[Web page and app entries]
==*==

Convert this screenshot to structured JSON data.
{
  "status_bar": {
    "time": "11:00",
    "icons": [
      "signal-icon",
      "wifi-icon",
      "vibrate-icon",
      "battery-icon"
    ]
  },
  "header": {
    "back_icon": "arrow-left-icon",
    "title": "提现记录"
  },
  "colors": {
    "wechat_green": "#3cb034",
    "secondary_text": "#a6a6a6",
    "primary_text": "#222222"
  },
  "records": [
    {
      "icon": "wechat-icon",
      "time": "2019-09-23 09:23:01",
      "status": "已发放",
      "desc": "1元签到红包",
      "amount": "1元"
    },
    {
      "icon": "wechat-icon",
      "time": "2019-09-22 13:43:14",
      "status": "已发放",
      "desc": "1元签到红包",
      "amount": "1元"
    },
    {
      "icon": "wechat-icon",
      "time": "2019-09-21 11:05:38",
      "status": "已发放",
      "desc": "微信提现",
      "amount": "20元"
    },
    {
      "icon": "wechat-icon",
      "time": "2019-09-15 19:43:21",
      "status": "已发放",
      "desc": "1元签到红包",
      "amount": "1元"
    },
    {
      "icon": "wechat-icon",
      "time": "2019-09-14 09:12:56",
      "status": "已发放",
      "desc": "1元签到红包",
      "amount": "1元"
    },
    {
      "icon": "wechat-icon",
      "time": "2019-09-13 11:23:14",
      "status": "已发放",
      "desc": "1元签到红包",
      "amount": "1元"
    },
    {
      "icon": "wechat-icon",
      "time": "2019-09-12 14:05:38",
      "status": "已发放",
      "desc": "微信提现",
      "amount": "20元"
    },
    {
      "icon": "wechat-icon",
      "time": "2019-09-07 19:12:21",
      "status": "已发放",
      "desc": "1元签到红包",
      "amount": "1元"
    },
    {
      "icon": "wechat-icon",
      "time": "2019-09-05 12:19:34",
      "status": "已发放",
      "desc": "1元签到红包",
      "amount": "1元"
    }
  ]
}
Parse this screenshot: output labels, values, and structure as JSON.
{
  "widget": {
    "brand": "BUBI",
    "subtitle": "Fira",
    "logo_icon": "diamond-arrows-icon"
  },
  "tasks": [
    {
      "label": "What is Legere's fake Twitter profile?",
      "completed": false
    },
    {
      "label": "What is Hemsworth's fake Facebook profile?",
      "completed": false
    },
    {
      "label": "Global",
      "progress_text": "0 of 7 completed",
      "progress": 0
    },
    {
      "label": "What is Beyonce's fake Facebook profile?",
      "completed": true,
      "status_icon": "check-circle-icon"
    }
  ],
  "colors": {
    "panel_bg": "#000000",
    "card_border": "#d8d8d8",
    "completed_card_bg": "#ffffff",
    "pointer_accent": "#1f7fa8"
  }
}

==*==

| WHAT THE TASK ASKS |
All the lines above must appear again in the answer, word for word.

| SOLUTION FOR THIS EXERCISE |
Convert this screenshot to structured JSON data.
{
  "status_bar": {
    "time": "11:00",
    "icons": [
      "signal-icon",
      "wifi-icon",
      "vibrate-icon",
      "battery-icon"
    ]
  },
  "header": {
    "back_icon": "arrow-left-icon",
    "title": "提现记录"
  },
  "colors": {
    "wechat_green": "#3cb034",
    "secondary_text": "#a6a6a6",
    "primary_text": "#222222"
  },
  "records": [
    {
      "icon": "wechat-icon",
      "time": "2019-09-23 09:23:01",
      "status": "已发放",
      "desc": "1元签到红包",
      "amount": "1元"
    },
    {
      "icon": "wechat-icon",
      "time": "2019-09-22 13:43:14",
      "status": "已发放",
      "desc": "1元签到红包",
      "amount": "1元"
    },
    {
      "icon": "wechat-icon",
      "time": "2019-09-21 11:05:38",
      "status": "已发放",
      "desc": "微信提现",
      "amount": "20元"
    },
    {
      "icon": "wechat-icon",
      "time": "2019-09-15 19:43:21",
      "status": "已发放",
      "desc": "1元签到红包",
      "amount": "1元"
    },
    {
      "icon": "wechat-icon",
      "time": "2019-09-14 09:12:56",
      "status": "已发放",
      "desc": "1元签到红包",
      "amount": "1元"
    },
    {
      "icon": "wechat-icon",
      "time": "2019-09-13 11:23:14",
      "status": "已发放",
      "desc": "1元签到红包",
      "amount": "1元"
    },
    {
      "icon": "wechat-icon",
      "time": "2019-09-12 14:05:38",
      "status": "已发放",
      "desc": "微信提现",
      "amount": "20元"
    },
    {
      "icon": "wechat-icon",
      "time": "2019-09-07 19:12:21",
      "status": "已发放",
      "desc": "1元签到红包",
      "amount": "1元"
    },
    {
      "icon": "wechat-icon",
      "time": "2019-09-05 12:19:34",
      "status": "已发放",
      "desc": "1元签到红包",
      "amount": "1元"
    }
  ]
}
Parse this screenshot: output labels, values, and structure as JSON.
{
  "widget": {
    "brand": "BUBI",
    "subtitle": "Fira",
    "logo_icon": "diamond-arrows-icon"
  },
  "tasks": [
    {
      "label": "What is Legere's fake Twitter profile?",
      "completed": false
    },
    {
      "label": "What is Hemsworth's fake Facebook profile?",
      "completed": false
    },
    {
      "label": "Global",
      "progress_text": "0 of 7 completed",
      "progress": 0
    },
    {
      "label": "What is Beyonce's fake Facebook profile?",
      "completed": true,
      "status_icon": "check-circle-icon"
    }
  ],
  "colors": {
    "panel_bg": "#000000",
    "card_border": "#d8d8d8",
    "completed_card_bg": "#ffffff",
    "pointer_accent": "#1f7fa8"
  }
}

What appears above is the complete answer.